Task statement -
From the listing below, pull out the lines that hold "riservata".

□ □ □

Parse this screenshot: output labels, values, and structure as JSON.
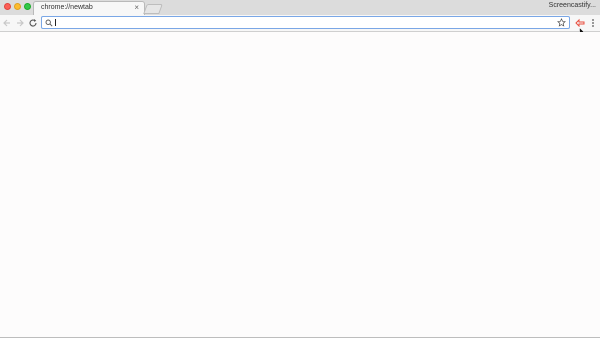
{
  "tab": {
    "title": "chrome://newtab",
    "close_label": "×"
  },
  "profile": {
    "name": "Screencastify..."
  },
  "omnibox": {
    "value": "",
    "placeholder": ""
  },
  "icons": {
    "back": "arrow-left-icon",
    "forward": "arrow-right-icon",
    "reload": "reload-icon",
    "search": "search-icon",
    "bookmark": "star-icon",
    "extension": "screencastify-extension-icon",
    "menu": "vertical-dots-menu-icon"
  },
  "colors": {
    "accent": "#7aa7e6",
    "extension": "#e84c3d",
    "close": "#fc5f57",
    "minimize": "#fdbc2e",
    "maximize": "#33c748"
  }
}
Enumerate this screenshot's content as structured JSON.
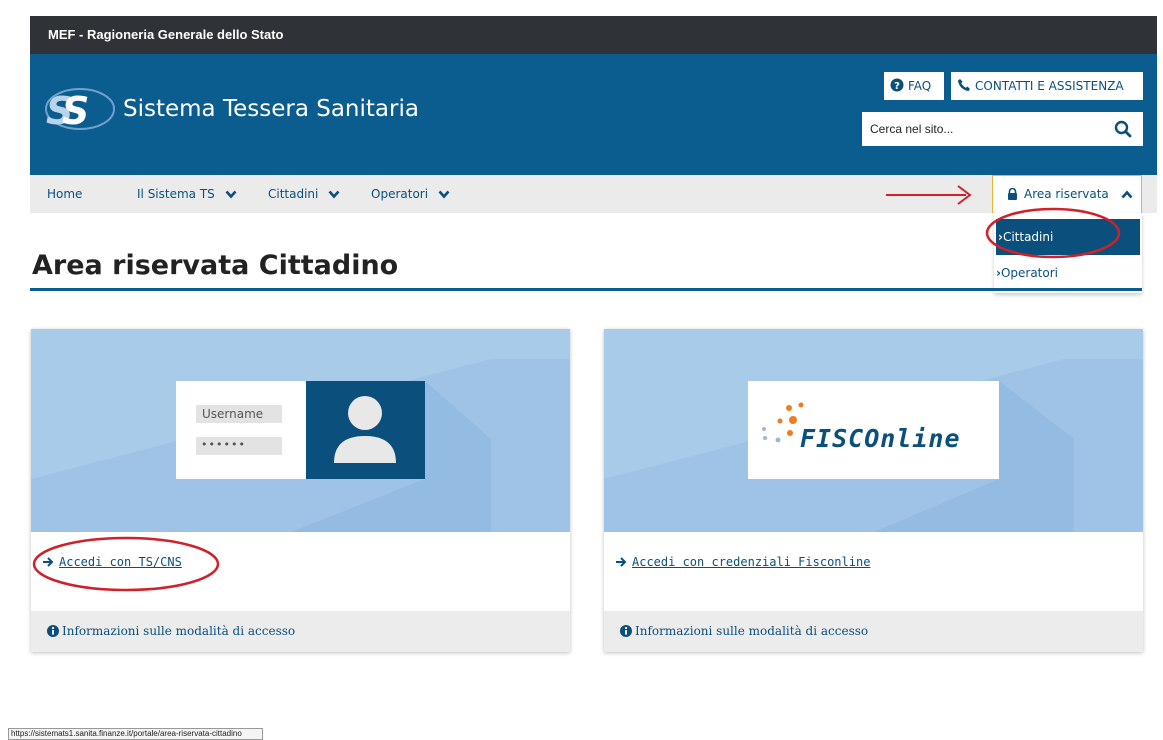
{
  "topbar": {
    "title": "MEF - Ragioneria Generale dello Stato"
  },
  "header": {
    "site_name": "Sistema Tessera Sanitaria",
    "faq_label": "FAQ",
    "contact_label": "CONTATTI E ASSISTENZA",
    "search_placeholder": "Cerca nel sito..."
  },
  "nav": {
    "items": [
      {
        "label": "Home"
      },
      {
        "label": "Il Sistema TS"
      },
      {
        "label": "Cittadini"
      },
      {
        "label": "Operatori"
      }
    ],
    "reserved_area": "Area riservata",
    "dropdown": [
      {
        "label": "Cittadini"
      },
      {
        "label": "Operatori"
      }
    ]
  },
  "page": {
    "title": "Area riservata Cittadino"
  },
  "cards": [
    {
      "username_label": "Username",
      "password_mask": "••••••",
      "link": "Accedi con TS/CNS",
      "info": "Informazioni sulle modalità di accesso"
    },
    {
      "logo_text": "FISCOnline",
      "link": "Accedi con credenziali Fisconline",
      "info": "Informazioni sulle modalità di accesso"
    }
  ],
  "status_bar": {
    "url": "https://sistemats1.sanita.finanze.it/portale/area-riservata-cittadino"
  },
  "colors": {
    "header_blue": "#0b5c8f",
    "link_blue": "#0b4f7c",
    "topbar": "#2f3236",
    "nav_bg": "#ebebeb",
    "card_img_bg": "#a9cbea",
    "annotation_red": "#d0202a",
    "fisconline_orange": "#f07b22"
  }
}
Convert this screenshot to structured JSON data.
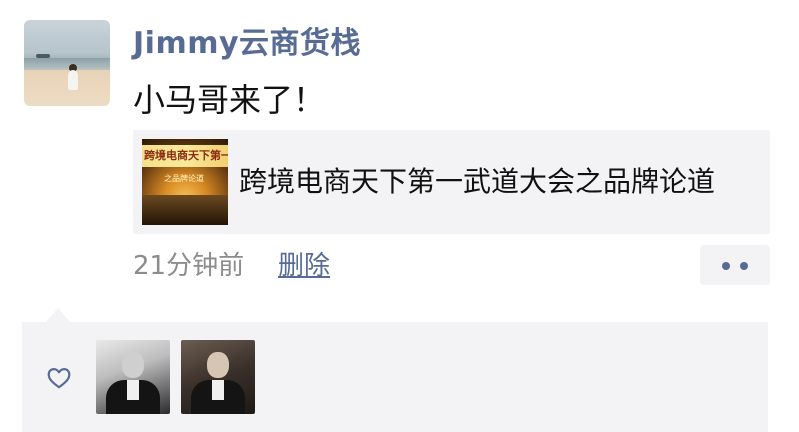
{
  "post": {
    "author_name": "Jimmy云商货栈",
    "text": "小马哥来了！",
    "timestamp": "21分钟前",
    "delete_label": "删除"
  },
  "link_card": {
    "title": "跨境电商天下第一武道大会之品牌论道",
    "thumbnail_banner_text": "跨境电商天下第一武道",
    "thumbnail_sub_text": "之品牌论道"
  },
  "likes": {
    "icon": "heart-outline-icon",
    "count": 2
  },
  "colors": {
    "name_link": "#576b95",
    "panel_bg": "#f3f3f5",
    "meta_text": "#8c8c8c"
  }
}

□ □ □

Exercise response -
    "reserved_area": "Area riservata",
    "title": "Area riservata Cittadino"
    "url": "https://sistemats1.sanita.finanze.it/portale/area-riservata-cittadino"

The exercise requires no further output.